Smart Peat Production Benefits the Climate
Allocating production to previously ditched peatlands is a good solution from the climate change perspective. Peat in ditched peatlands gradually oxidizes, releasing greenhouse gas carbon dioxide into the atmosphere. When used for energy, the same carbon dioxide is released in boilers when peat is extracted from those drained areas. Peat is used for electricity and/or heat production instead of simply escaping into the air.
Moreover, if peat is used in a combined heat and power (CHP) plant and co-fueled with wood fuels, then the use of wood fuels becomes more efficient. This is because of the different properties of the fuels.
The land area underneath peatland is available for other uses after peat is extracted. Those areas are typically reforested, used for agriculture or rewetted. New vegetation absorbs carbon dioxide and a carbon sink is formed again on the former peatland site.
Life-cycle assessments indicate that peat produced under these principles may be superior to coal from the climate perspective: the carbon dioxide emissions, based on measurements taken at the top of the boiler chimney, are similar, but when you account for peat production areas turning into carbon sinks, the peat’s CO2 emissions lifecycle can be lower than coal’s.
Studies on the subject include the PhD thesis of Dr. Sanni Väisänen, Lappeenranta University of Technology in Finland. According to comparison of the life-cycle greenhouse gas emissions of different energy sources, the climate impact of energy peat extracted from previously dried eutrophic peatland rich in nutrients is 72.7 g CO2-eq/MJ based on a lifecycle analysis (LCA), which contrasts with the combustion emission figure of 107.5. For reference, the LCA value for coal is 111 g CO2-eq/MJ. Swedish studies show even lower results for peat taken from forestry drained peatlands.

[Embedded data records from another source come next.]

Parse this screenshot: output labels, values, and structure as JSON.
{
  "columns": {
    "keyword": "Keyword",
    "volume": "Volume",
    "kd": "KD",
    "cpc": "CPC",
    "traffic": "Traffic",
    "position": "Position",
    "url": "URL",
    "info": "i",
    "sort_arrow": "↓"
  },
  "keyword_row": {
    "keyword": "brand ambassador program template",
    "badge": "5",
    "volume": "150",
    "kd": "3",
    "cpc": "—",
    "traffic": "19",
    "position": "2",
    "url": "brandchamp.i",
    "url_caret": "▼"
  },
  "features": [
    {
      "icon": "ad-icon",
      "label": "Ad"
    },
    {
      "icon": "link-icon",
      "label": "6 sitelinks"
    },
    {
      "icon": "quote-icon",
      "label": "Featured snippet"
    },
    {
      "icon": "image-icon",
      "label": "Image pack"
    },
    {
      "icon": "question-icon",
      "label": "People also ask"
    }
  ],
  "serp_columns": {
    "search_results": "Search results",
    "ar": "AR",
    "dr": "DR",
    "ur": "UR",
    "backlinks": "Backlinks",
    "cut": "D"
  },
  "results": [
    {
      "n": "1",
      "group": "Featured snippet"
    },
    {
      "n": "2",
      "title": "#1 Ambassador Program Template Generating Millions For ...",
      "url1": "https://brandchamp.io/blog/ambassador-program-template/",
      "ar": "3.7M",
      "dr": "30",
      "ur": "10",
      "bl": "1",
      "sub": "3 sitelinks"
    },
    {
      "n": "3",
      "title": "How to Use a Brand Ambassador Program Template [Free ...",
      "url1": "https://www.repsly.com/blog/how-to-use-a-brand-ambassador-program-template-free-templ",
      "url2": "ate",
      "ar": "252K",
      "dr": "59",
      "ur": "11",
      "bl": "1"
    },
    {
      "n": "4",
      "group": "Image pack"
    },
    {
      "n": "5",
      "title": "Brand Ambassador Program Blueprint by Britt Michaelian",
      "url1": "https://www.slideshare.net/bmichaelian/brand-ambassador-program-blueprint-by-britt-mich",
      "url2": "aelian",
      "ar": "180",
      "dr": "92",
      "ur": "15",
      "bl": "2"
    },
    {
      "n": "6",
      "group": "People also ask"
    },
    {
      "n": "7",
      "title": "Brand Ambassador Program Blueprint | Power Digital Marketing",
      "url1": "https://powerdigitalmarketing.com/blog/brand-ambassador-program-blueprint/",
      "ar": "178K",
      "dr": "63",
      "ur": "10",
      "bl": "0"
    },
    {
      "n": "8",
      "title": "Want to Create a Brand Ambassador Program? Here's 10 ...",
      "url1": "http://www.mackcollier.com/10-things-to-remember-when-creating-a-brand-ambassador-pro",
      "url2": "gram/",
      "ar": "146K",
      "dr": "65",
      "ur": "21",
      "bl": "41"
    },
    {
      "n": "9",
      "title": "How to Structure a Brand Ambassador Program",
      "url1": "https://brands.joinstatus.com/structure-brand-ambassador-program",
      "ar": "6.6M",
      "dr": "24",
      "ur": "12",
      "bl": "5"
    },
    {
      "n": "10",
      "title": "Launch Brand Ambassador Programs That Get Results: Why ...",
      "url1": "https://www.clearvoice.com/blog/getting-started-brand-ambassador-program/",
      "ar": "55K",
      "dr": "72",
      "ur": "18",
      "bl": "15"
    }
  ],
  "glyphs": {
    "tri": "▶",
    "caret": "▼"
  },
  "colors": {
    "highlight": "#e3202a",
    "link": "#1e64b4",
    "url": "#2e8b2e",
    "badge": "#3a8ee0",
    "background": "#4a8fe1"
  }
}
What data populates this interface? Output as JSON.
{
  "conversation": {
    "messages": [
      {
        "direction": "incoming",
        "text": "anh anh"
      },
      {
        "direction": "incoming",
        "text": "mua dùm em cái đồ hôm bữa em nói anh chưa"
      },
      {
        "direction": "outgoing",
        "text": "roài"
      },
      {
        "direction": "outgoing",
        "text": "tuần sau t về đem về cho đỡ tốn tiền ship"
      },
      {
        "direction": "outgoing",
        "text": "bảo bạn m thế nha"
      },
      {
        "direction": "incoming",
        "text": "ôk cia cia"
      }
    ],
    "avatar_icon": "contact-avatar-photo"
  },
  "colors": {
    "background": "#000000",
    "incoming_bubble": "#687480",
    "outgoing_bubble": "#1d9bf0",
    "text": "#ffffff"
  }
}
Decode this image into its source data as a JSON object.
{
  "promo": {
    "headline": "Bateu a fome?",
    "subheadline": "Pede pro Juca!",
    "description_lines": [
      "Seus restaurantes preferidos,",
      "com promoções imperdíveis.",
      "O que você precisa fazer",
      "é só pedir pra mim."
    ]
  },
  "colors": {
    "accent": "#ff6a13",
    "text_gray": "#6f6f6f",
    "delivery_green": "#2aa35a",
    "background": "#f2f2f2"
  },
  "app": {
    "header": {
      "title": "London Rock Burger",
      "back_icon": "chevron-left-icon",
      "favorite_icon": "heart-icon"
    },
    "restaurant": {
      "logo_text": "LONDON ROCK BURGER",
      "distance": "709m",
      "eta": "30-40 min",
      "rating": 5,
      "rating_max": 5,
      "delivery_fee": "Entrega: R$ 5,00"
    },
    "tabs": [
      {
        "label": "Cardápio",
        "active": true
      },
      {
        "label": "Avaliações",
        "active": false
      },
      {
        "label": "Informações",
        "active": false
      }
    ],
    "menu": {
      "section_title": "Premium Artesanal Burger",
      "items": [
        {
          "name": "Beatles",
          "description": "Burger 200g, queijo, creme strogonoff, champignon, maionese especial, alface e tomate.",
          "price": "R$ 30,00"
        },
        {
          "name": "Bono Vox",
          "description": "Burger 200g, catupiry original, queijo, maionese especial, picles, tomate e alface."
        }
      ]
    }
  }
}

Peat extraction is operated under strict environmental licences issued by national environmental authorities. New environmental protection methods are continuously being researched and developed together with environmental authorities, research institutions and universities.